==== SOURCE MATERIAL
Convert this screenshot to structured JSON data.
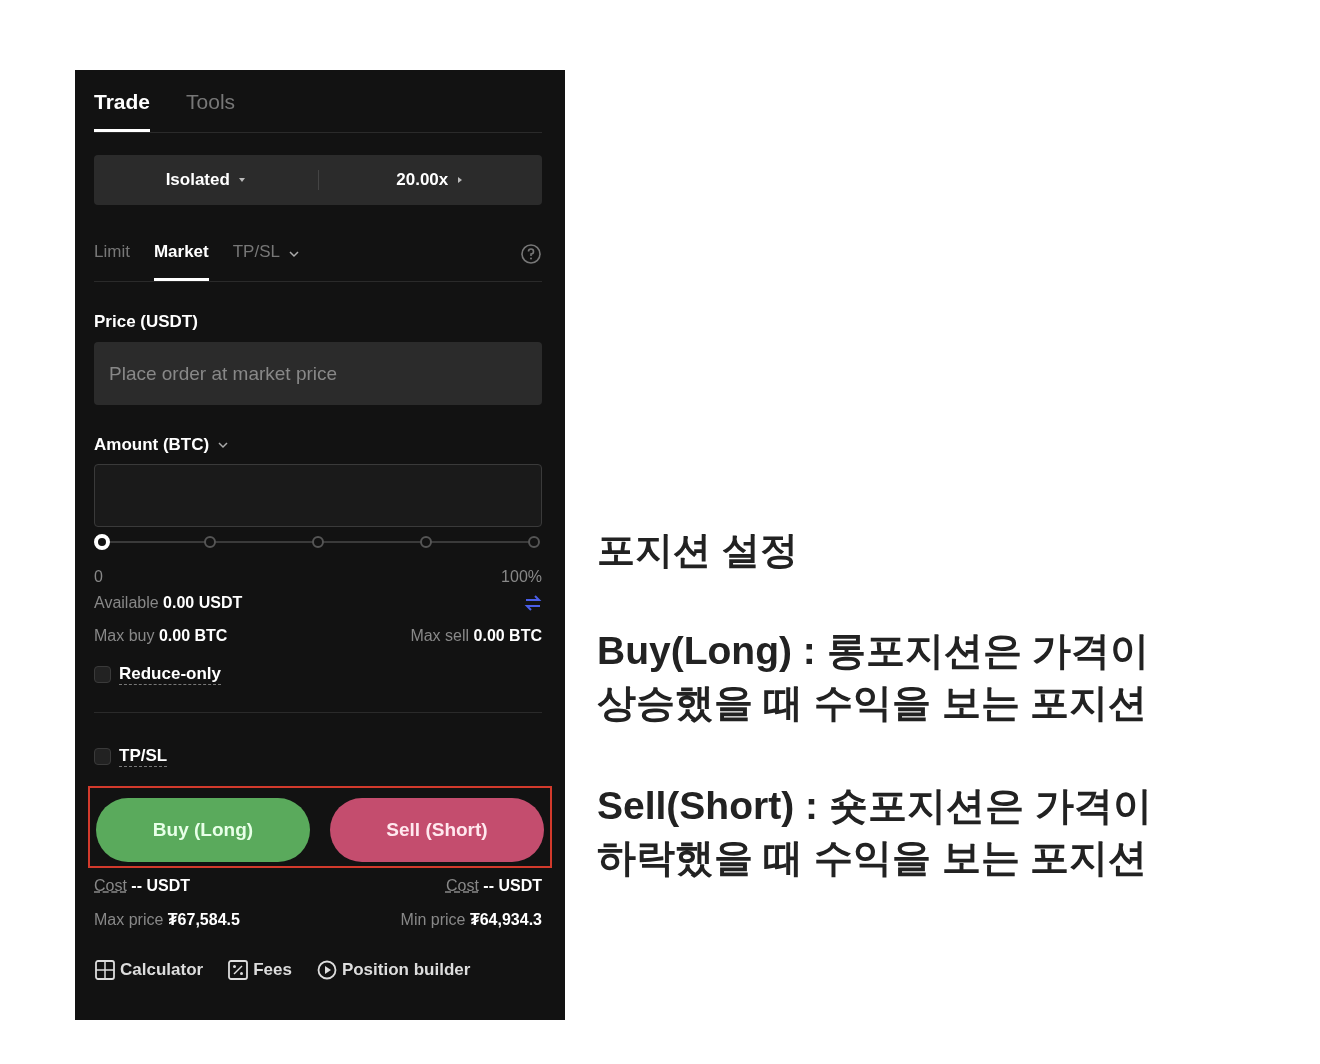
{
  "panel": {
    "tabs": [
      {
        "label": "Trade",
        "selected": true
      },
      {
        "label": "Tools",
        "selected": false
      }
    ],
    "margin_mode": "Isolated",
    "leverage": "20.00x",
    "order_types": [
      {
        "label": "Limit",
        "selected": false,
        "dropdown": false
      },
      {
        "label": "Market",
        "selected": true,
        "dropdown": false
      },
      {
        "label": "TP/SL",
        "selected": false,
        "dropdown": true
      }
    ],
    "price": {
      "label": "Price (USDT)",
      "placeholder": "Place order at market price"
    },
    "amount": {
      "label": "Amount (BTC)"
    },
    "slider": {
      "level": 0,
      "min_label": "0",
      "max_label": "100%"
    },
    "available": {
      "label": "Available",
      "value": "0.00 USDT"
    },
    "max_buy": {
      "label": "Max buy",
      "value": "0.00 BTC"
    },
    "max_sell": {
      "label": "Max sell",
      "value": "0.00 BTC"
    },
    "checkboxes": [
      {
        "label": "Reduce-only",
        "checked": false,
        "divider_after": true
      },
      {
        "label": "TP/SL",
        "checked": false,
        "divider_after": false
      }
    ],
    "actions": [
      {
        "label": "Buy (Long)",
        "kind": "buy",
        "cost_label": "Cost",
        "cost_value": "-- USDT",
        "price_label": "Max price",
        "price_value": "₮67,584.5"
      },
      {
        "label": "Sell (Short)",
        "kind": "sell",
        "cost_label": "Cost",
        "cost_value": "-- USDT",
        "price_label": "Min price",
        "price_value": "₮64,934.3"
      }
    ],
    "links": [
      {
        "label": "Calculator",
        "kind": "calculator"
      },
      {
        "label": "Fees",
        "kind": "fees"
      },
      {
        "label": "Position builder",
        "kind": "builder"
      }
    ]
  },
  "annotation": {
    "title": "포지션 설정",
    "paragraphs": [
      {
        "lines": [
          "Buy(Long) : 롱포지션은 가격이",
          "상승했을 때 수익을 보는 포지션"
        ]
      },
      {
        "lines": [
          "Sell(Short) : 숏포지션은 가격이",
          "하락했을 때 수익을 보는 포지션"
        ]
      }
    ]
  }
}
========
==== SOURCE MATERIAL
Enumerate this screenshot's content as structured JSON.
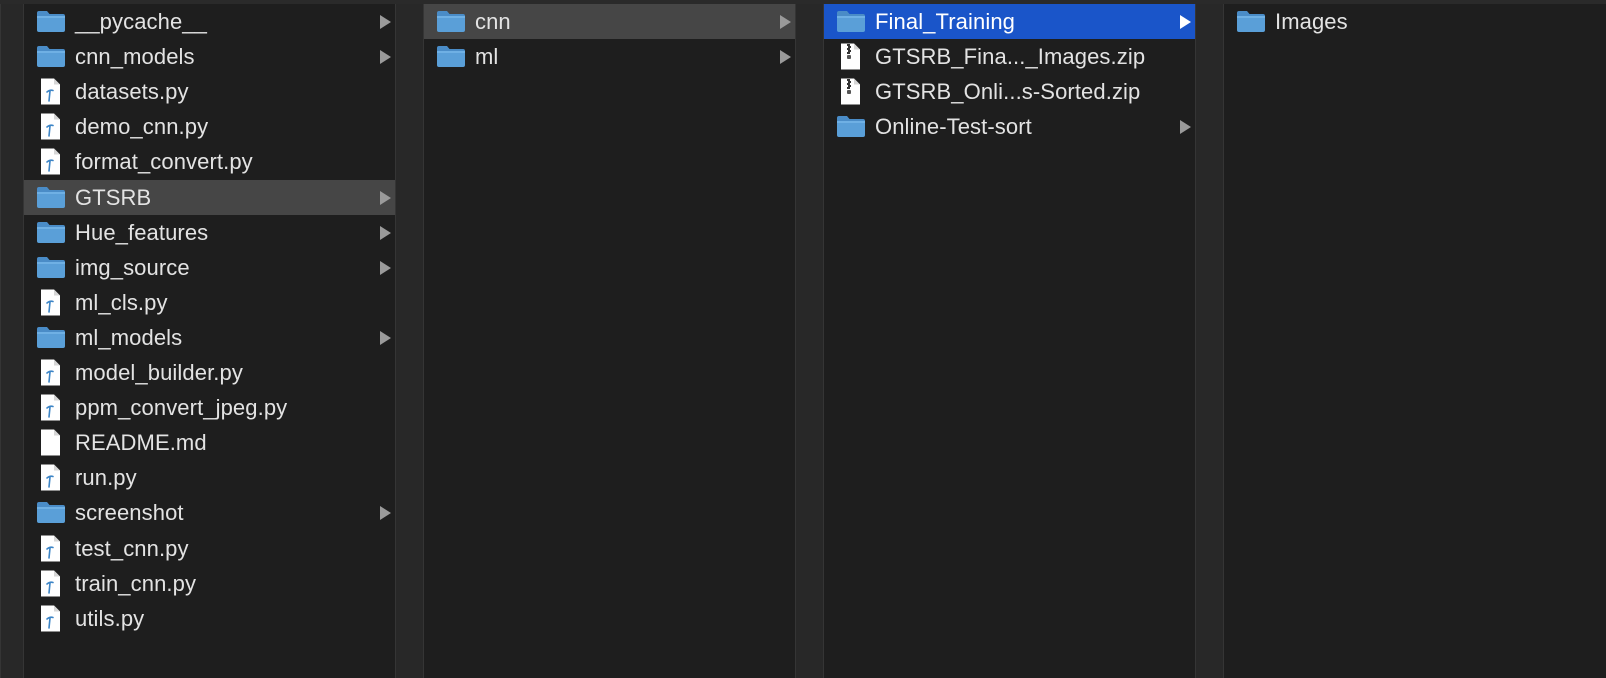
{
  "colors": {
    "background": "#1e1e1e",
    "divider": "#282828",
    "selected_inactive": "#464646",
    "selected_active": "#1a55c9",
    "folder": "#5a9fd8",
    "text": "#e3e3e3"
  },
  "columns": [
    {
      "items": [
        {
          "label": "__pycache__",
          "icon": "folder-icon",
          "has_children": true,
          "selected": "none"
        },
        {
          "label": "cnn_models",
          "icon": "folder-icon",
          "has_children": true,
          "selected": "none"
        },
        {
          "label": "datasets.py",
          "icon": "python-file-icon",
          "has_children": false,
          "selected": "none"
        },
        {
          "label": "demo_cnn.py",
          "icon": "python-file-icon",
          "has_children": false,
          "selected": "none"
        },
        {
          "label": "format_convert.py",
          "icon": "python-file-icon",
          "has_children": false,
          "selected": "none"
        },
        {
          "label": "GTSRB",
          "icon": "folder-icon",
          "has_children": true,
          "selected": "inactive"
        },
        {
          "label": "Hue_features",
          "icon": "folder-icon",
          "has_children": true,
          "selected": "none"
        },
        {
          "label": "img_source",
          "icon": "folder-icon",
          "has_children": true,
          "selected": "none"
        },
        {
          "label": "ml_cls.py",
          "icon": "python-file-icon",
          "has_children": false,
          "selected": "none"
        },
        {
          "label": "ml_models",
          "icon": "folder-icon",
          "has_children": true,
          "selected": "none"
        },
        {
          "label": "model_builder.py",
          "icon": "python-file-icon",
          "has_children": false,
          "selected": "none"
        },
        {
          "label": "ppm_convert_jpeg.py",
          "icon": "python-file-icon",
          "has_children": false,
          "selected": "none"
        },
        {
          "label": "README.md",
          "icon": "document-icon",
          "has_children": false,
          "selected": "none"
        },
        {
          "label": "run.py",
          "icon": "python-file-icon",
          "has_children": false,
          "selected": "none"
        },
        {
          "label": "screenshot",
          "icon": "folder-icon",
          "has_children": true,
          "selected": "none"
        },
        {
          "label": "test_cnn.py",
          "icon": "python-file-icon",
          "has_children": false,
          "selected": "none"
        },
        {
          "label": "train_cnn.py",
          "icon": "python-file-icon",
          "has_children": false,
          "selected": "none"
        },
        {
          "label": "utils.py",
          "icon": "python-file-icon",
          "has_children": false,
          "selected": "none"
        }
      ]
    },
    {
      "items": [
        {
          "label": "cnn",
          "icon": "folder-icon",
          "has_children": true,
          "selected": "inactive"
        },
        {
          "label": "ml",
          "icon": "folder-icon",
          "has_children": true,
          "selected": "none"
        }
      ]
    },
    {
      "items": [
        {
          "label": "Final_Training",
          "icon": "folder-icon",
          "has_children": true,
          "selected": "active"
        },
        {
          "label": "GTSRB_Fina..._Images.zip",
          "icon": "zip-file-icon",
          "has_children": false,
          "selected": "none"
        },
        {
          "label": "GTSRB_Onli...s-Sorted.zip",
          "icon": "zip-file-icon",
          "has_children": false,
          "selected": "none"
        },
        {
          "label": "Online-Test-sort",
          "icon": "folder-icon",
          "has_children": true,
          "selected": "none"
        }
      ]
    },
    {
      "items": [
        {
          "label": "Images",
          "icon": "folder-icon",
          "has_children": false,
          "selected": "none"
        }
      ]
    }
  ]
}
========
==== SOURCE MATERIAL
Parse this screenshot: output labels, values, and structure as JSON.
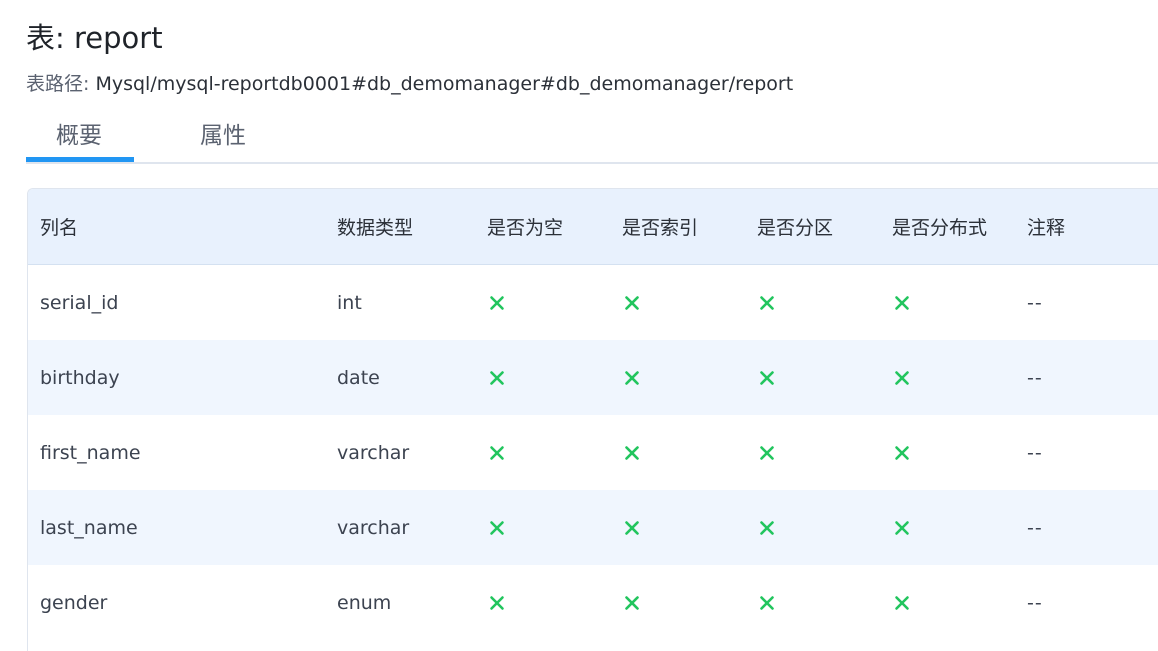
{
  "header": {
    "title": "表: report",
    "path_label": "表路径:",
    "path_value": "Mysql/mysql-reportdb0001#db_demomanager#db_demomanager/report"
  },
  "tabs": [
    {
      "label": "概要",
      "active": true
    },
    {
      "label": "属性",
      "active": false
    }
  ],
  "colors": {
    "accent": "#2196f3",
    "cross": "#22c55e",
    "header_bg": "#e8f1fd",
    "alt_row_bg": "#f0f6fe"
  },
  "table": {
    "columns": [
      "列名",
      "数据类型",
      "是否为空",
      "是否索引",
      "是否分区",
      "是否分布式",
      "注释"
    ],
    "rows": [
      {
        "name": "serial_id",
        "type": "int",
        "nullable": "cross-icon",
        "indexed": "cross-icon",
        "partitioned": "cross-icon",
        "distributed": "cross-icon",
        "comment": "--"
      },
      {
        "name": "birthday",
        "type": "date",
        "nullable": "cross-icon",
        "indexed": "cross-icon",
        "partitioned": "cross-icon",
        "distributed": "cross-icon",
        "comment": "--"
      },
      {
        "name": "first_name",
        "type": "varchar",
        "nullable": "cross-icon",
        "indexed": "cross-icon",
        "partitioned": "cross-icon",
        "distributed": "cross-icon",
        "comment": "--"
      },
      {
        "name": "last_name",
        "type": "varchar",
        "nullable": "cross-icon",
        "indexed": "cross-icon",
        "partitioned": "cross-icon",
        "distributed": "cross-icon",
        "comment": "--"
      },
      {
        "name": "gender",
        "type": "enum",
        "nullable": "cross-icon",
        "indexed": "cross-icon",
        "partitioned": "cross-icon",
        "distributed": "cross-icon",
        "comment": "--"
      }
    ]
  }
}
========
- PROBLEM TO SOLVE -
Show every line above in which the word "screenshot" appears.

- RESPONSE -
Convert this screenshot to structured JSON data.
Enumerate this screenshot's content as structured JSON.
          "label": "screenshot",
Parse this screenshot: output labels, values, and structure as JSON.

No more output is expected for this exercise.